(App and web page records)
↓↓↓

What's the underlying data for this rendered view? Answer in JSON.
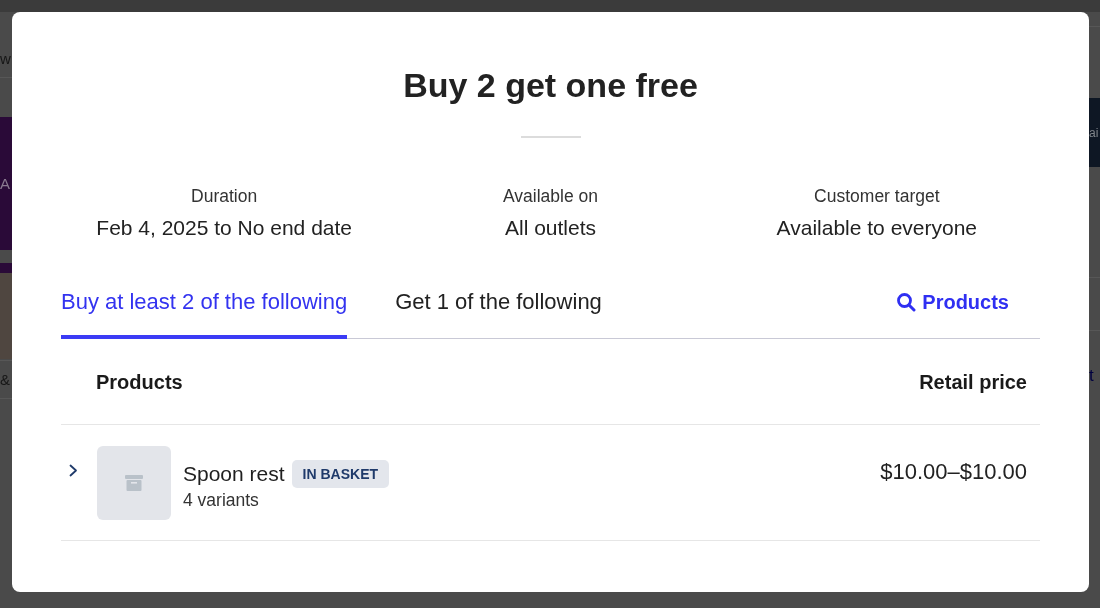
{
  "background": {
    "left": [
      {
        "kind": "row",
        "text": "w"
      },
      {
        "kind": "banner",
        "text": "A"
      },
      {
        "kind": "photo"
      },
      {
        "kind": "row",
        "text": "&"
      }
    ],
    "right": [
      {
        "kind": "banner",
        "text": "ai"
      },
      {
        "kind": "link",
        "text": "t"
      }
    ]
  },
  "dialog": {
    "title": "Buy 2 get one free",
    "details": [
      {
        "label": "Duration",
        "value": "Feb 4, 2025 to No end date"
      },
      {
        "label": "Available on",
        "value": "All outlets"
      },
      {
        "label": "Customer target",
        "value": "Available to everyone"
      }
    ],
    "tabs": [
      {
        "label": "Buy at least 2 of the following",
        "selected": true
      },
      {
        "label": "Get 1 of the following",
        "selected": false
      }
    ],
    "search_button": {
      "label": "Products"
    },
    "table": {
      "columns": [
        "Products",
        "Retail price"
      ],
      "rows": [
        {
          "expanded": false,
          "name": "Spoon rest",
          "badge": "IN BASKET",
          "variants": "4 variants",
          "price": "$10.00–$10.00"
        }
      ]
    }
  }
}
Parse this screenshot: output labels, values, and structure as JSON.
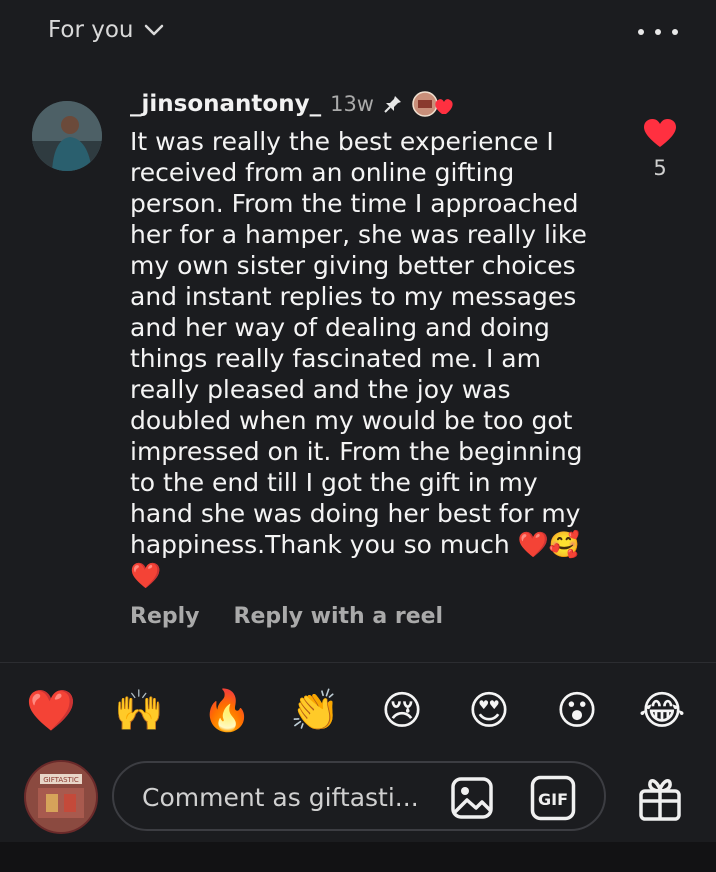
{
  "header": {
    "feed_label": "For you",
    "feed_chevron_icon": "chevron-down-icon",
    "more_icon": "more-horizontal-icon"
  },
  "comment": {
    "username": "_jinsonantony_",
    "age": "13w",
    "pinned_icon": "pin-icon",
    "creator_badge_icon": "liked-by-creator-icon",
    "text": "It was really the best experience I\nreceived from an online gifting\nperson. From the time I approached\nher for a hamper, she was really like\nmy own sister giving better choices\nand instant replies to my messages\nand her way of dealing and doing\nthings really fascinated me. I am\nreally pleased and the joy was\ndoubled when my would be too got\nimpressed on it. From the beginning\nto the end till I got the gift in my\nhand she was doing her best for my\nhappiness.Thank you so much ❤️🥰\n❤️",
    "like_icon": "heart-filled-icon",
    "like_count": "5",
    "reply_label": "Reply",
    "reply_reel_label": "Reply with a reel"
  },
  "quick_reactions": [
    "❤️",
    "🙌",
    "🔥",
    "👏",
    "😢",
    "😍",
    "😮",
    "😂"
  ],
  "composer": {
    "placeholder": "Comment as giftasti...",
    "avatar_text": "GIFTASTIC",
    "image_icon": "image-icon",
    "gif_label": "GIF",
    "gift_icon": "gift-icon"
  },
  "colors": {
    "background": "#1b1c1f",
    "like_red": "#ff3040",
    "secondary_text": "#aaaaaa"
  }
}
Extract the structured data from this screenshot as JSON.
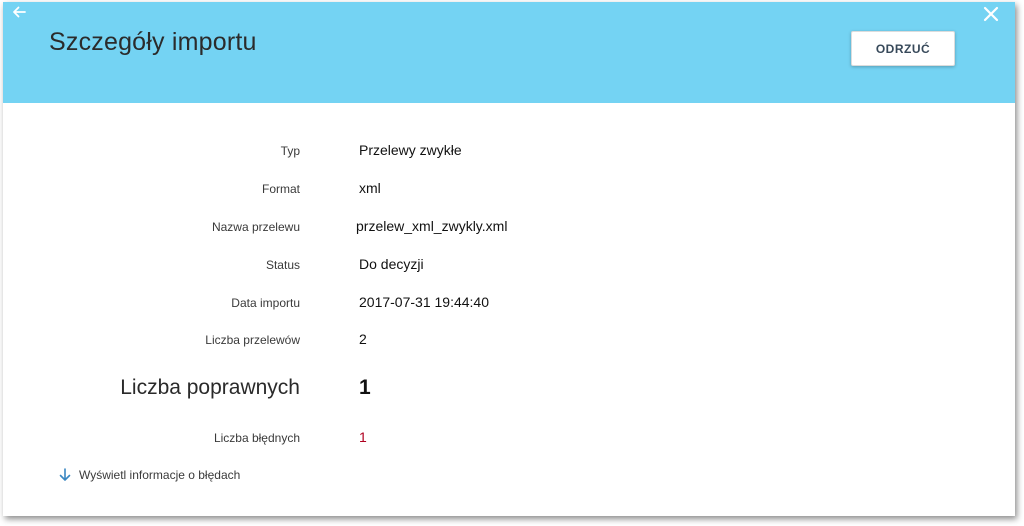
{
  "header": {
    "title": "Szczegóły importu",
    "reject_button": "ODRZUĆ",
    "back_icon": "arrow-left-icon",
    "close_icon": "close-icon",
    "background_color": "#74d3f3"
  },
  "details": {
    "type_label": "Typ",
    "type_value": "Przelewy zwykłe",
    "format_label": "Format",
    "format_value": "xml",
    "name_label": "Nazwa przelewu",
    "name_value": "przelew_xml_zwykly.xml",
    "status_label": "Status",
    "status_value": "Do decyzji",
    "date_label": "Data importu",
    "date_value": "2017-07-31 19:44:40",
    "count_label": "Liczba przelewów",
    "count_value": "2",
    "valid_label": "Liczba poprawnych",
    "valid_value": "1",
    "invalid_label": "Liczba błędnych",
    "invalid_value": "1",
    "invalid_color": "#b00020"
  },
  "footer": {
    "errors_link": "Wyświetl informacje o błędach",
    "errors_icon": "arrow-down-icon"
  }
}
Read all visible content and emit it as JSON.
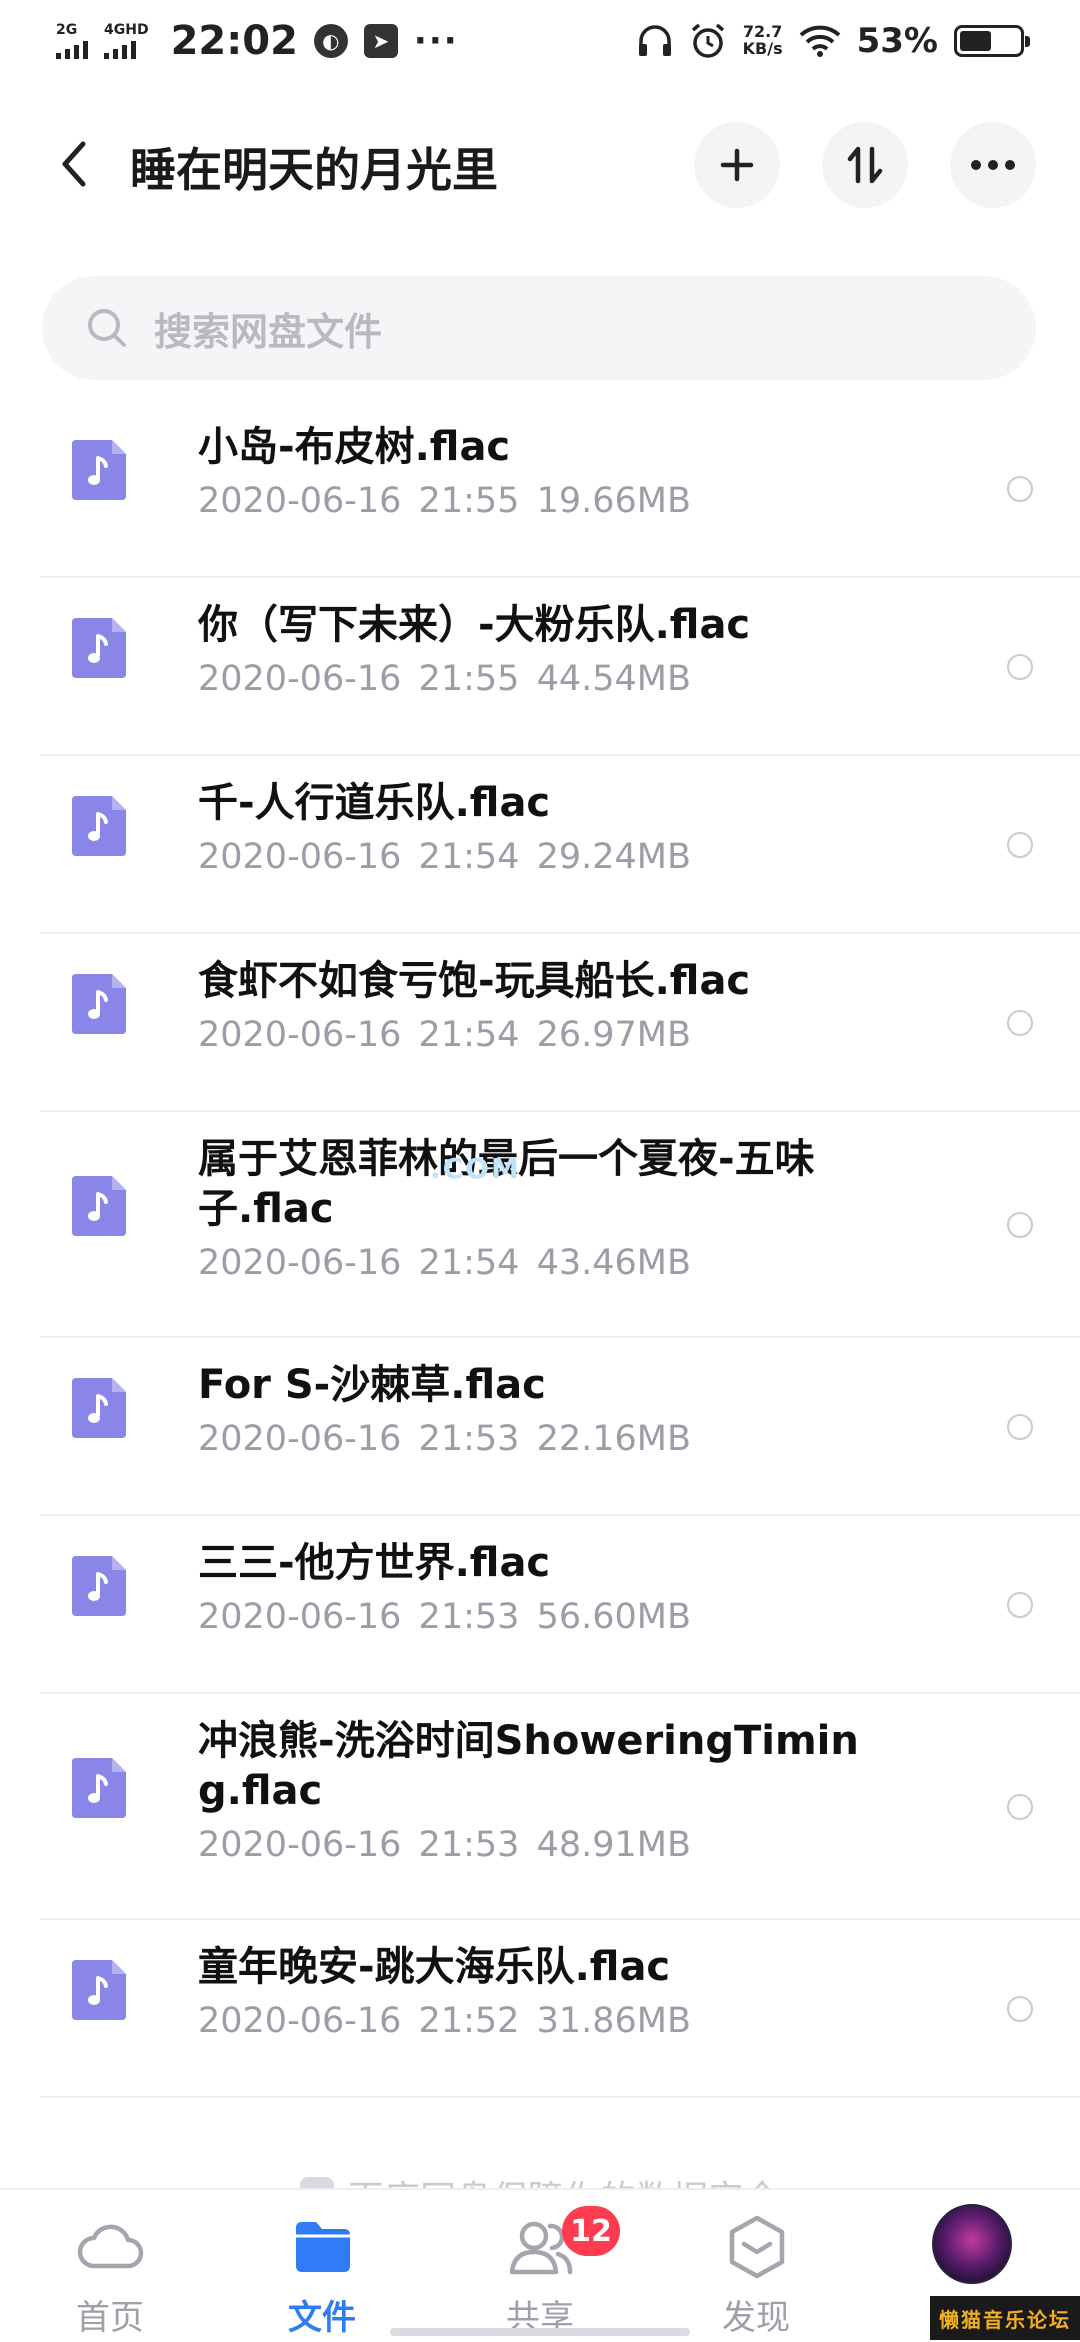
{
  "status_bar": {
    "net1_label": "2G",
    "net2_label": "4GHD",
    "time": "22:02",
    "more": "···",
    "speed_value": "72.7",
    "speed_unit": "KB/s",
    "battery_percent": "53%",
    "battery_level": 0.53
  },
  "header": {
    "title": "睡在明天的月光里",
    "back_icon": "chevron-left-icon",
    "add_icon": "plus-icon",
    "sort_icon": "sort-icon",
    "more_icon": "more-icon"
  },
  "search": {
    "placeholder": "搜索网盘文件"
  },
  "files": [
    {
      "name": "小岛-布皮树.flac",
      "date": "2020-06-16",
      "time": "21:55",
      "size": "19.66MB"
    },
    {
      "name": "你（写下未来）-大粉乐队.flac",
      "date": "2020-06-16",
      "time": "21:55",
      "size": "44.54MB"
    },
    {
      "name": "千-人行道乐队.flac",
      "date": "2020-06-16",
      "time": "21:54",
      "size": "29.24MB"
    },
    {
      "name": "食虾不如食亏饱-玩具船长.flac",
      "date": "2020-06-16",
      "time": "21:54",
      "size": "26.97MB"
    },
    {
      "name": "属于艾恩菲林的最后一个夏夜-五味子.flac",
      "date": "2020-06-16",
      "time": "21:54",
      "size": "43.46MB"
    },
    {
      "name": "For  S-沙棘草.flac",
      "date": "2020-06-16",
      "time": "21:53",
      "size": "22.16MB"
    },
    {
      "name": "三三-他方世界.flac",
      "date": "2020-06-16",
      "time": "21:53",
      "size": "56.60MB"
    },
    {
      "name": "冲浪熊-洗浴时间ShoweringTiming.flac",
      "date": "2020-06-16",
      "time": "21:53",
      "size": "48.91MB"
    },
    {
      "name": "童年晚安-跳大海乐队.flac",
      "date": "2020-06-16",
      "time": "21:52",
      "size": "31.86MB"
    }
  ],
  "security_note": "百度网盘保障你的数据安全",
  "bottom_nav": {
    "items": [
      {
        "label": "首页",
        "icon": "cloud-icon"
      },
      {
        "label": "文件",
        "icon": "folder-icon"
      },
      {
        "label": "共享",
        "icon": "people-icon",
        "badge": "12"
      },
      {
        "label": "发现",
        "icon": "cube-icon"
      }
    ]
  },
  "forum_tag": "懒猫音乐论坛",
  "colors": {
    "accent": "#2f7cf6",
    "file_icon": "#8a86e8",
    "badge": "#ff3b4f",
    "meta_text": "#9b9ea6"
  }
}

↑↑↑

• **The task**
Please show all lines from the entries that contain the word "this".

• **Problem solution**
What's the underlying data for this rendered view? Answer in JSON.
Parse this screenshot: output labels, values, and structure as JSON.
Extract the structured data from this screenshot as JSON.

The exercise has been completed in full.